Skip to main content

Christopher Schwarz Workbench Review

“Two centuries of workbench wisdom in one book”

That’s the bold claim made by Christopher Schwarz former editor of Popular Woodworking magazine about his first book “Workbenches from Design & Theory to Construction & Use”.

Betterway Books

I purchased the book through Waterstones by visiting a high street shop and ordering a copy for in store collection. I was pleased with the service and I was able to collect the book within a couple of days.

Front cover showing the “French” or “Roubo” style bench
View larger image

This is the first contemporary Joinery & Cabinet making reference book I have purchased or read. Clearly this book has been produced with the North American woodworker in mind. All dimensions are in imperial and many of the timbers stated as cheap and easy to obtain are in fact, outside of the US, more expensive and only available from specialist suppliers. That said, there is a lot the British or European reader can gain from reading this book as the author focuses heavily on the “English” and “French” style of bench.

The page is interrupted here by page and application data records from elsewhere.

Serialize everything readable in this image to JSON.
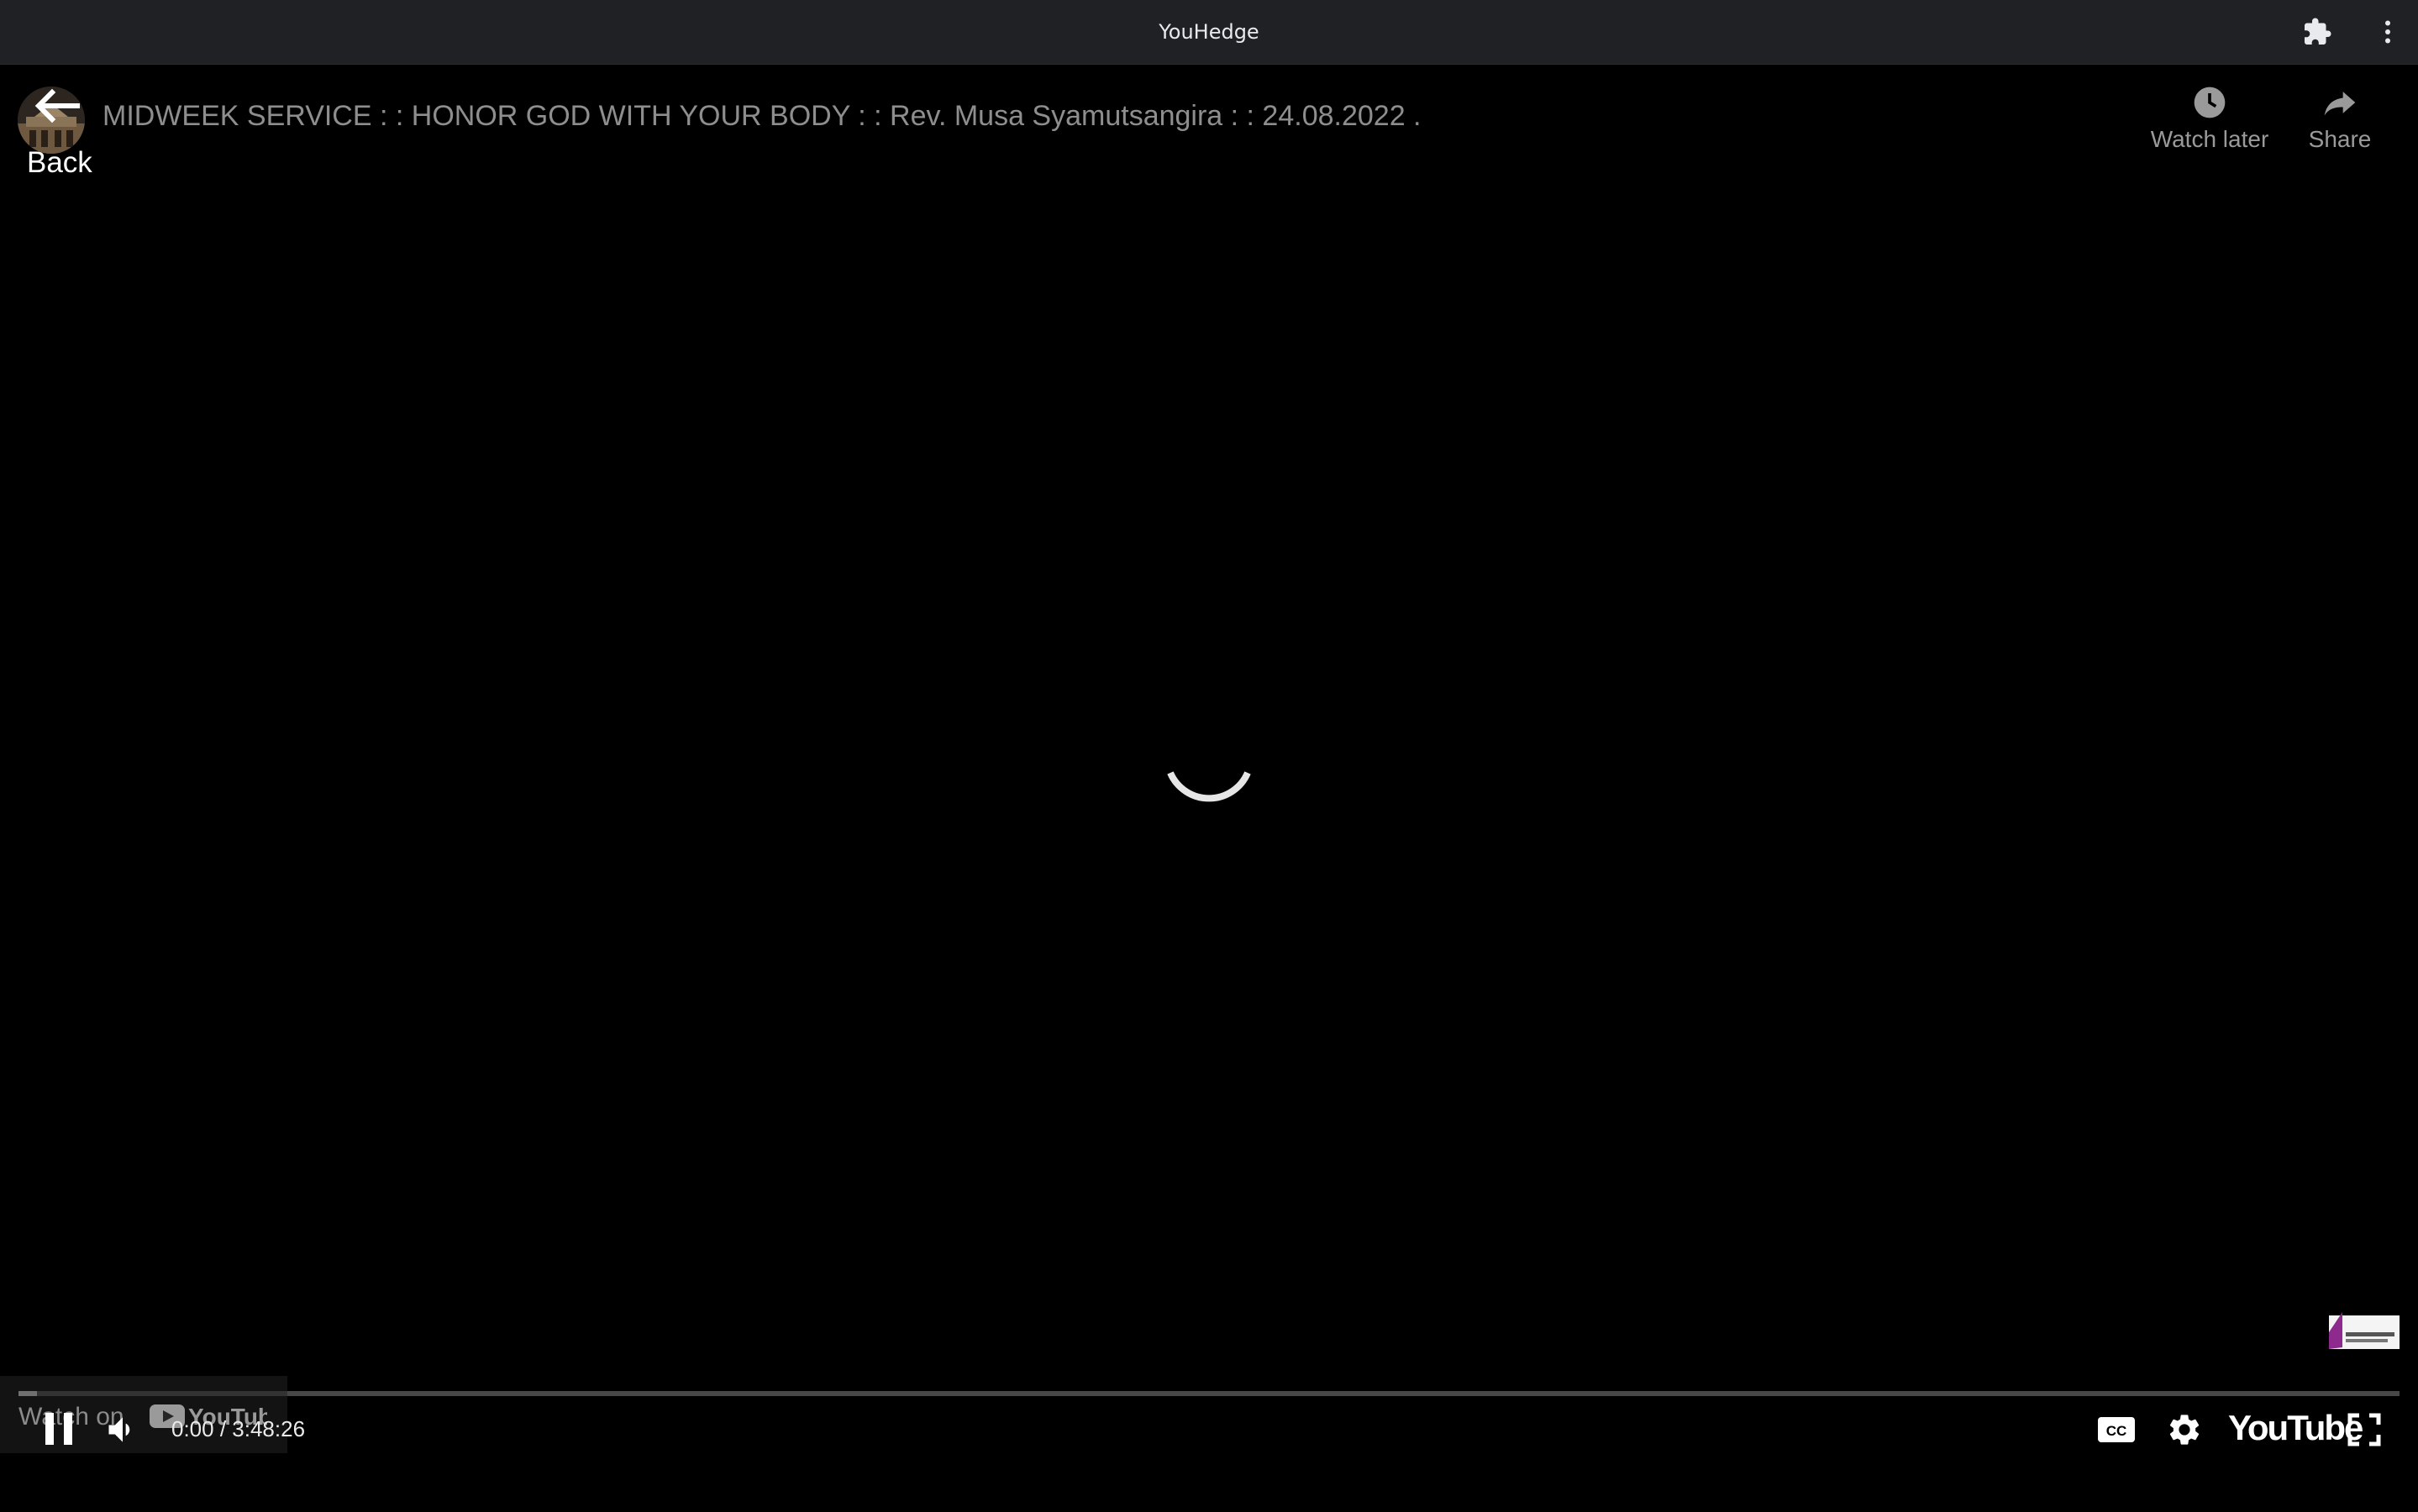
{
  "window": {
    "title": "YouHedge",
    "icons": {
      "extensions": "puzzle-piece-icon",
      "menu": "three-dots-vertical-icon"
    }
  },
  "player": {
    "back_label": "Back",
    "video_title": "MIDWEEK SERVICE : : HONOR GOD WITH YOUR BODY : : Rev. Musa Syamutsangira : : 24.08.2022 .",
    "top_actions": {
      "watch_later": {
        "label": "Watch later",
        "icon": "clock-icon"
      },
      "share": {
        "label": "Share",
        "icon": "share-arrow-icon"
      }
    },
    "state": "loading",
    "controls": {
      "play_state": "playing",
      "current_time": "0:00",
      "time_separator": " / ",
      "duration": "3:48:26",
      "progress_fraction": 0.0,
      "watch_on_label": "Watch on",
      "watch_on_brand": "YouTube",
      "brand_label": "YouTube",
      "icons": {
        "play_pause": "pause-icon",
        "volume": "volume-icon",
        "captions": "cc-icon",
        "settings": "gear-icon",
        "fullscreen": "fullscreen-icon"
      }
    },
    "colors": {
      "background": "#000000",
      "title_bar": "#202124",
      "progress_fill": "#cfcfcf",
      "watermark_accent": "#8e2a8e"
    }
  }
}
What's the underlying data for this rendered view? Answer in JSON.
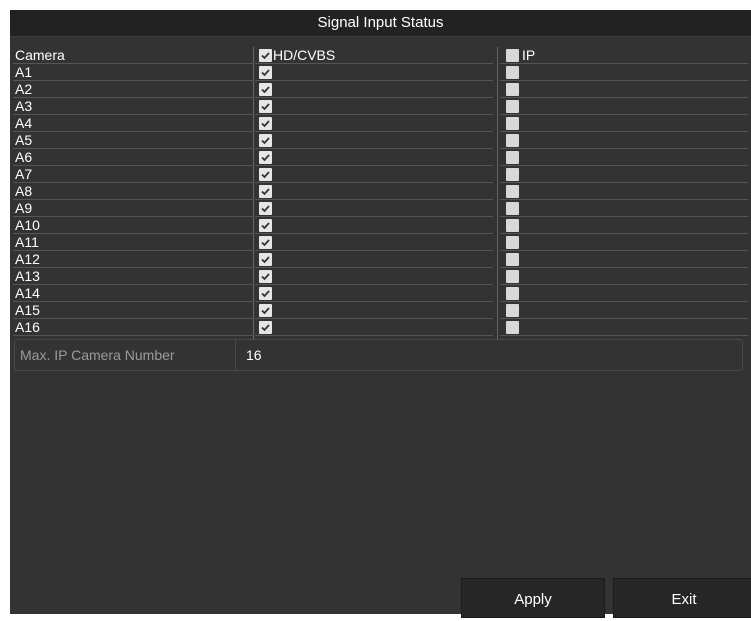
{
  "dialog": {
    "title": "Signal Input Status",
    "columns": [
      "Camera",
      "HD/CVBS",
      "IP"
    ],
    "header_checks": {
      "hd_cvbs": true,
      "ip": false
    },
    "rows": [
      {
        "camera": "A1",
        "hd_cvbs": true,
        "ip": false
      },
      {
        "camera": "A2",
        "hd_cvbs": true,
        "ip": false
      },
      {
        "camera": "A3",
        "hd_cvbs": true,
        "ip": false
      },
      {
        "camera": "A4",
        "hd_cvbs": true,
        "ip": false
      },
      {
        "camera": "A5",
        "hd_cvbs": true,
        "ip": false
      },
      {
        "camera": "A6",
        "hd_cvbs": true,
        "ip": false
      },
      {
        "camera": "A7",
        "hd_cvbs": true,
        "ip": false
      },
      {
        "camera": "A8",
        "hd_cvbs": true,
        "ip": false
      },
      {
        "camera": "A9",
        "hd_cvbs": true,
        "ip": false
      },
      {
        "camera": "A10",
        "hd_cvbs": true,
        "ip": false
      },
      {
        "camera": "A11",
        "hd_cvbs": true,
        "ip": false
      },
      {
        "camera": "A12",
        "hd_cvbs": true,
        "ip": false
      },
      {
        "camera": "A13",
        "hd_cvbs": true,
        "ip": false
      },
      {
        "camera": "A14",
        "hd_cvbs": true,
        "ip": false
      },
      {
        "camera": "A15",
        "hd_cvbs": true,
        "ip": false
      },
      {
        "camera": "A16",
        "hd_cvbs": true,
        "ip": false
      }
    ],
    "max_ip": {
      "label": "Max. IP Camera Number",
      "value": "16"
    },
    "buttons": {
      "apply": "Apply",
      "exit": "Exit"
    }
  },
  "colors": {
    "background": "#333333",
    "title_bar": "#222222",
    "text": "#ffffff",
    "muted_text": "#9a9a9a"
  },
  "icons": {
    "checked": "checkbox-checked-icon",
    "unchecked": "checkbox-unchecked-icon"
  }
}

Text is nicely contrasted with clear and interesting images
View larger image

The book begins by discussing what the author thinks are the failings of many commercially available and custom-built benches and the challenges encountered when using them. The next section moves on to discuss the types of wood used in the construction, the type of accessories and the various merits of each. The noose then tightens and we move on to why the author selected the “English” and “French” style workbenches. There is then a detailed method showing the construction of each type of bench with plenty of photos, notes, cutting lists and drawings. Finally we have a section on the care and maintenance of your bench once you have made it.

How to build your "English" workbench
View larger image

The flow and detail given within each section is logical and well researched and the book flows nicely from what feels a gentle introduction about workbenches leading ultimately to a conclusion where you can imagine yourself stood at the bench you chose to make. I found the writing style relaxed, accessible and coherent. I felt I was discussing workbenches with someone who was keen to share what they had learned and was enthusiastic. My favourite section is “Matching Features to Functions” chapter. The author reviews (using his real experiences) the various merits of various appliances such as the quick release vice, planning stops and bench dogs. The best bit about this section is the context-based comparisons. At no stage do I feel I am being sold to, I simply get a review of what works best for each task weather it be random-orbit sanding or face planning narrow boards. Of course there will be some bias here as these approaches suit the author, however he does provide various options so you don’t feel pushed into any particular area.

How to build your “French” or “Roubo” style bench.
View larger image

The weakest area is probably the timber selection but only if you are reading the book from outside the US. For the European reader I would suggest that European Redwood would be the best timber to use in place of the authors preferred Southern Yellow Pine. It’s also a book that you are unlikely to find on the shelf in the UK. You will most likely need to order a copy and have it sent mail order or call into your bookshop and order a copy.

Ordering details and RRP
View larger image

I have sensed some hostility from some people on forums and blog posts that the benches within this book are an elitist type of workbench from the past. Many people state they can create wonderful work from simple benches constructed from basic materials. I can see their point. I would not use either the “English” or “French” bench in our joinery workshop as we require large benches for assembly and we do a lot of power tool work. However if I was a cabinet maker or working on smaller items of joinery I am sure both bench designs would be an asset, making nearly all tasks easier than using a cheap workbench or a basic one you make. So much so I plan to make my own version of the “French” bench shown in this book. When I do so (with a few revisions to suit the UK) I know I will be well informed thanks to this wonderful book